How to Embrace Uncertainty: 1 Thing Successful Entrepreneurs Know
Recently I shared the story of how my dad’s company was forced to shut its doors. (click here if you missed that post)
At the time, it was really devastating to me. After all, I was planning on working full time in the family business after college graduation, which was now only a semester away! I had to refocus, and fast.
To Find Plan B, I had to Embrace Uncertainty
I was majoring in finance because initially I had thought it would be cool to be an equity analyst. So once my Dad’s construction business was no longer an option, I figured I fall back on my original plan.
One company here in St. Louis that has a big recruiting presence is Edward Jones. Naturally, I thought working for them would be a great fit. So while I considered some other companies, Edward Jones was the one I was really set on.
With just a couple months before graduation, I got the Edward Jones interview….and completely flopped. I like to think it’s because they saw too much “entrepreneur” in me, but for whatever reason, I didn’t even get past that first interview.
Meanwhile, I kept looking for my Plan C. One day late in the semester, I saw an ad in the newspaper for a finance job with a company called Boa Construction. Construction and finance. It sounded perfect.
I printed up my resume, packed it in an envelope, mailed it in to the address on the job ad (yes, these were the days when people read the newspaper for job opportunities and you snail mailed your resume), and crossed my fingers.

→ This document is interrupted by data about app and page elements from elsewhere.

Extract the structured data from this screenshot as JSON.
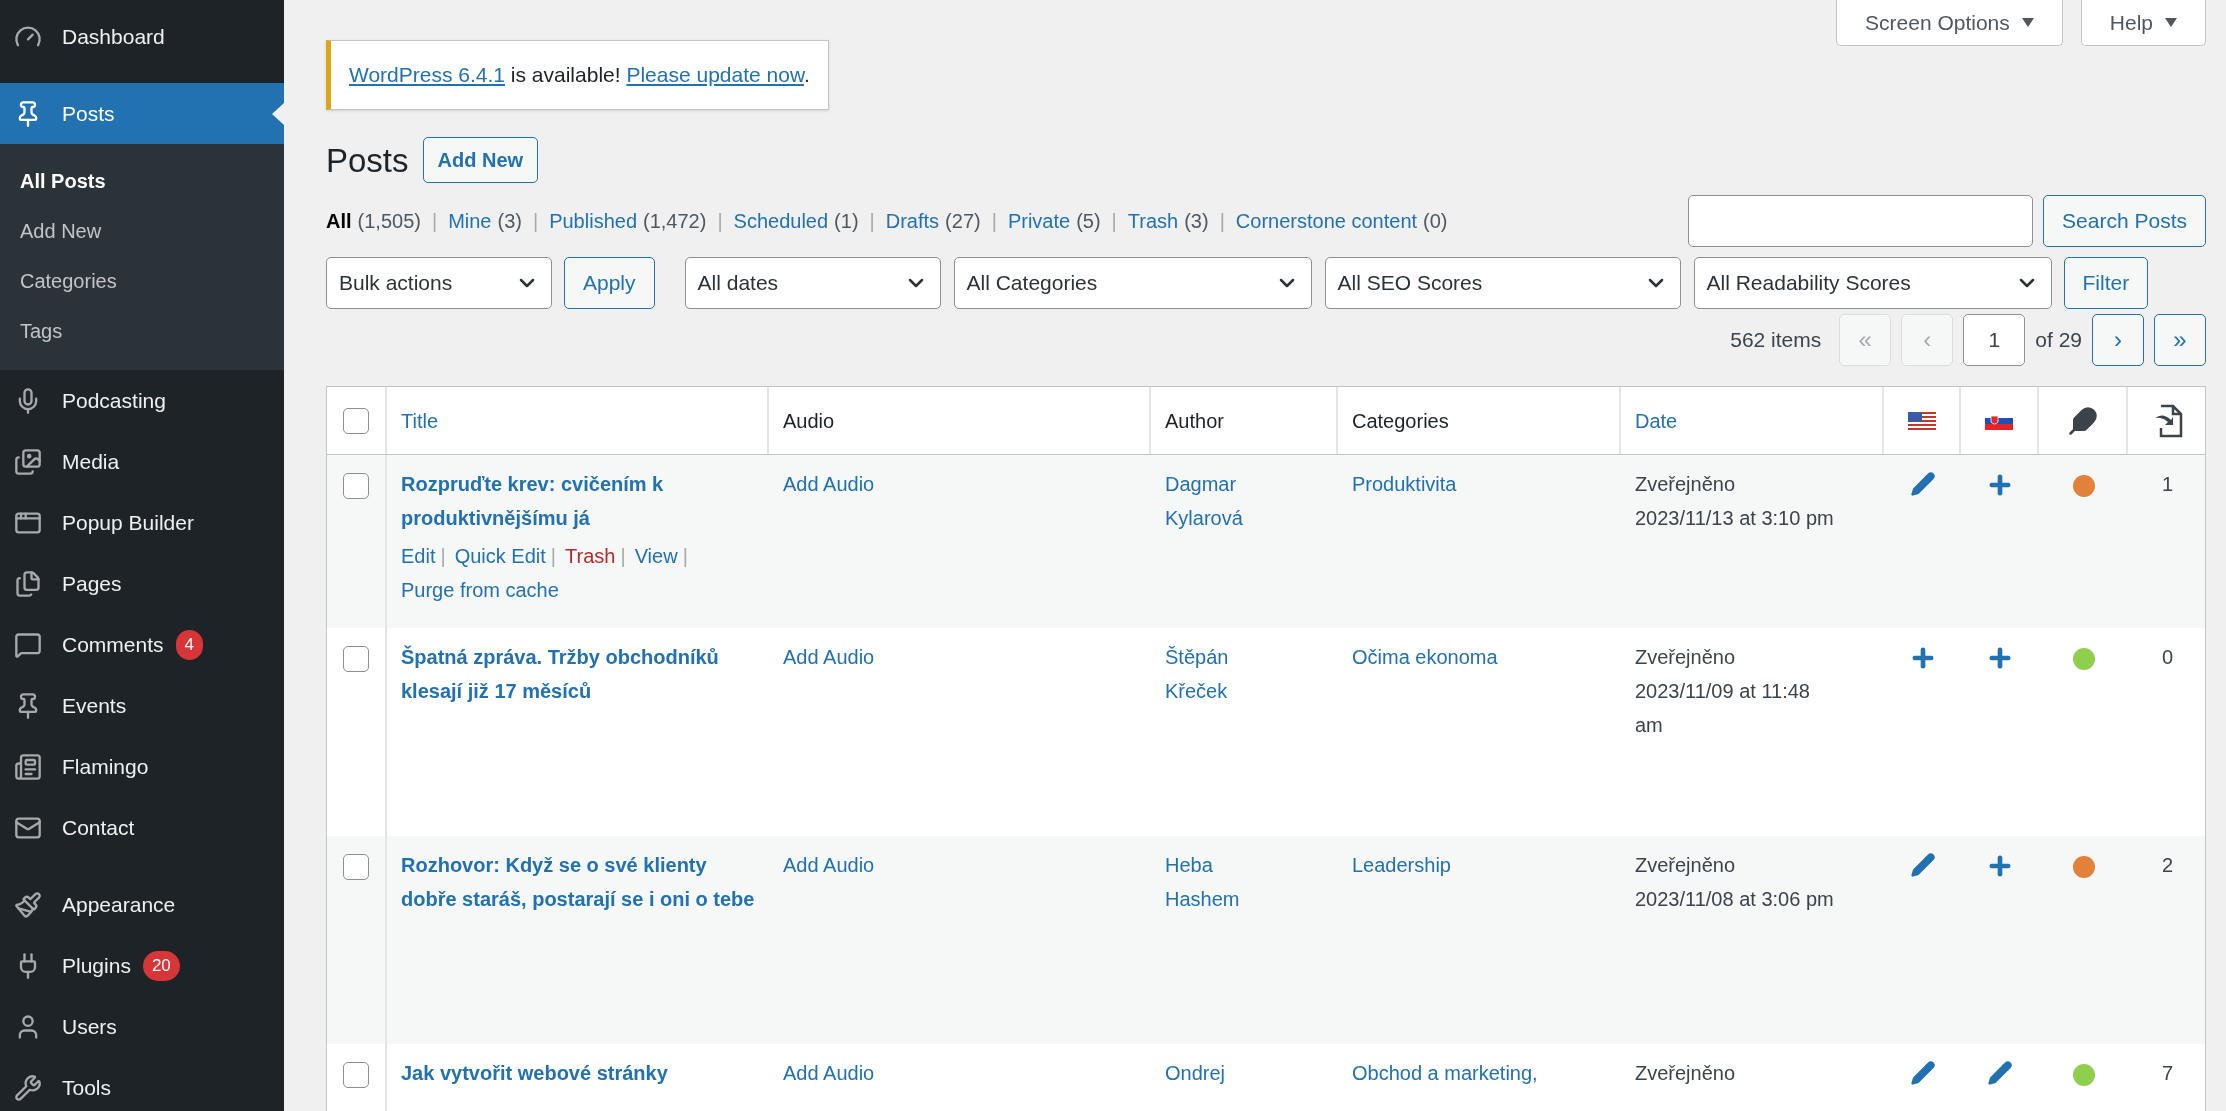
{
  "sidebar": {
    "groups": [
      [
        {
          "label": "Dashboard",
          "selected": false
        }
      ],
      [
        {
          "label": "Posts",
          "selected": true,
          "children": [
            {
              "label": "All Posts",
              "selected": true
            },
            {
              "label": "Add New",
              "selected": false
            },
            {
              "label": "Categories",
              "selected": false
            },
            {
              "label": "Tags",
              "selected": false
            }
          ]
        },
        {
          "label": "Podcasting",
          "selected": false
        },
        {
          "label": "Media",
          "selected": false
        },
        {
          "label": "Popup Builder",
          "selected": false
        },
        {
          "label": "Pages",
          "selected": false
        },
        {
          "label": "Comments",
          "selected": false,
          "badge": "4"
        },
        {
          "label": "Events",
          "selected": false
        },
        {
          "label": "Flamingo",
          "selected": false
        },
        {
          "label": "Contact",
          "selected": false
        }
      ],
      [
        {
          "label": "Appearance",
          "selected": false
        },
        {
          "label": "Plugins",
          "selected": false,
          "badge": "20"
        },
        {
          "label": "Users",
          "selected": false
        },
        {
          "label": "Tools",
          "selected": false
        }
      ]
    ]
  },
  "top_buttons": [
    "Screen Options",
    "Help"
  ],
  "notice": [
    {
      "text": "WordPress 6.4.1",
      "link": true
    },
    {
      "text": " is available! ",
      "link": false
    },
    {
      "text": "Please update now",
      "link": true
    },
    {
      "text": ".",
      "link": false
    }
  ],
  "heading": "Posts",
  "add_new": "Add New",
  "views": [
    {
      "label": "All",
      "count": "(1,505)",
      "selected": true
    },
    {
      "separator": "|",
      "label": "Mine",
      "count": "(3)",
      "selected": false
    },
    {
      "separator": "|",
      "label": "Published",
      "count": "(1,472)",
      "selected": false
    },
    {
      "separator": "|",
      "label": "Scheduled",
      "count": "(1)",
      "selected": false
    },
    {
      "separator": "|",
      "label": "Drafts",
      "count": "(27)",
      "selected": false
    },
    {
      "separator": "|",
      "label": "Private",
      "count": "(5)",
      "selected": false
    },
    {
      "separator": "|",
      "label": "Trash",
      "count": "(3)",
      "selected": false
    },
    {
      "separator": "|",
      "label": "Cornerstone content",
      "count": "(0)",
      "selected": false
    }
  ],
  "select_all": {
    "checked": false
  },
  "search_button": "Search Posts",
  "bulk": {
    "select": "Bulk actions",
    "button": "Apply"
  },
  "filters": [
    "All dates",
    "All Categories",
    "All SEO Scores",
    "All Readability Scores"
  ],
  "filter_button": "Filter",
  "pagination": {
    "items": "562 items",
    "first": {
      "label": "«",
      "disabled": true
    },
    "prev": {
      "label": "‹",
      "disabled": true
    },
    "page": "1",
    "of": "of 29",
    "next": {
      "label": "›",
      "disabled": false
    },
    "last": {
      "label": "»",
      "disabled": false
    }
  },
  "columns": [
    {
      "label": "Title",
      "sortable": true
    },
    {
      "label": "Audio",
      "sortable": false
    },
    {
      "label": "Author",
      "sortable": false
    },
    {
      "label": "Categories",
      "sortable": false
    },
    {
      "label": "Date",
      "sortable": true
    }
  ],
  "rows": [
    {
      "checked": false,
      "title": "Rozpruďte krev: cvičením k produktivnějšímu já",
      "row_actions": [
        {
          "label": "Edit",
          "kind": "link",
          "separator": "|"
        },
        {
          "label": "Quick Edit",
          "kind": "link",
          "separator": "|"
        },
        {
          "label": "Trash",
          "kind": "delete",
          "separator": "|"
        },
        {
          "label": "View",
          "kind": "link",
          "separator": "|"
        },
        {
          "label": "Purge from cache",
          "kind": "link"
        }
      ],
      "audio": "Add Audio",
      "author": "Dagmar Kylarová",
      "categories": "Produktivita",
      "status": "Zveřejněno",
      "date": "2023/11/13 at 3:10 pm",
      "translations": [
        {
          "kind": "edit"
        },
        {
          "kind": "add"
        }
      ],
      "seo_score": {
        "color": "#e2813a"
      },
      "links": "1"
    },
    {
      "checked": false,
      "title": "Špatná zpráva. Tržby obchodníků klesají již 17 měsíců",
      "audio": "Add Audio",
      "author": "Štěpán Křeček",
      "categories": "Očima ekonoma",
      "status": "Zveřejněno",
      "date": "2023/11/09 at 11:48 am",
      "translations": [
        {
          "kind": "add"
        },
        {
          "kind": "add"
        }
      ],
      "seo_score": {
        "color": "#8ecf4e"
      },
      "links": "0"
    },
    {
      "checked": false,
      "title": "Rozhovor: Když se o své klienty dobře staráš, postarají se i oni o tebe",
      "audio": "Add Audio",
      "author": "Heba Hashem",
      "categories": "Leadership",
      "status": "Zveřejněno",
      "date": "2023/11/08 at 3:06 pm",
      "translations": [
        {
          "kind": "edit"
        },
        {
          "kind": "add"
        }
      ],
      "seo_score": {
        "color": "#e2813a"
      },
      "links": "2"
    },
    {
      "checked": false,
      "title": "Jak vytvořit webové stránky",
      "audio": "Add Audio",
      "author": "Ondrej",
      "categories": "Obchod a marketing,",
      "status": "Zveřejněno",
      "translations": [
        {
          "kind": "edit"
        },
        {
          "kind": "edit"
        }
      ],
      "seo_score": {
        "color": "#8ecf4e"
      },
      "links": "7"
    }
  ]
}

After just one interview, I was offered the position. I started working for Boa Construction in January 2004.
Boa was a company doing about $5 mm in revenue, with two divisions. One was Boa Construction, a custom homebuilder and remodeling firm. The other side of the company was Architectural Millwork of St. Louis, a cabinet and millwork manufacturer.
They hired me to be the finance guy, but anyone fresh out of college knows, you know NOTHING once it comes to actually applying your knowledge to real life.
And in a busy small company like Boa, no one has time to sit and teach you what you said you could already do in your interview. The degree may have gotten me the job, but I was going to have to figure out how to actually DO the job on my own.
Embrace Uncertainty, Before You Can “Figuring it Out”
After trial and error, I eventually was able to “figure it out” well enough to become the CFO and play a key part in taking the company from $5 to $23 million in annual revenue over 4 years.
Having the courage to embrace uncertainty and adapt to the situation is one of the single most important qualities that you can have, whether you are running a business, working in a marketing department, or part of a sales team.
There is very little room for people who need their hands held. Competition is too fierce, and ‘ain’t nobody got time for that’.
If you really want to up-level your personal skills, achieve big and bold business goals, and really, seriously get to the next level…then you have to embrace uncertainty.If you really want to achieve big and bold #business goals, you have to embrace #uncertainty Click To Tweet
People that email me with simple questions like “how do I leave a LinkedIn group” … are showing me they lack the right mentality.
Embrace uncertainty. Just figure it out. When you run a business, there is no other way.
These days, figuring it out is much easier. There are tons of people out there who have gone through what you’re going through, have done the trial and error, and who have put the possible solution out there for you to use (often times for free).
Want to know what books I’ve learned from in my Journey to Entrepreneurship? Check out this Pinterest Board.
But it still requires effort. You still have to actually implement the ideas, measure the effects, make tweaks, and discover what works for YOUR business. There is still plenty of “figuring it out” you need to do on your own.
What Came After the Day I Embraced Uncertainty?
When I was with Boa Construction, we tried a LOT of new ideas and initiatives. I have soooo many awesome stories to share with you about brilliant strategies that created a lot of success for that company, as well as some failures too.
Probably one of the most unique things about Boa, was that we had a real, tangible differentiator that set us apart from the competition…and catapulted our revenue from $5 to $23 million over a few years.
Next time, I’ll share with you exactly what that KILLER differentiator was.Read 'How to Embrace Uncertainty: 1 Thing Successful Entrepreneurs Know' Click To Tweet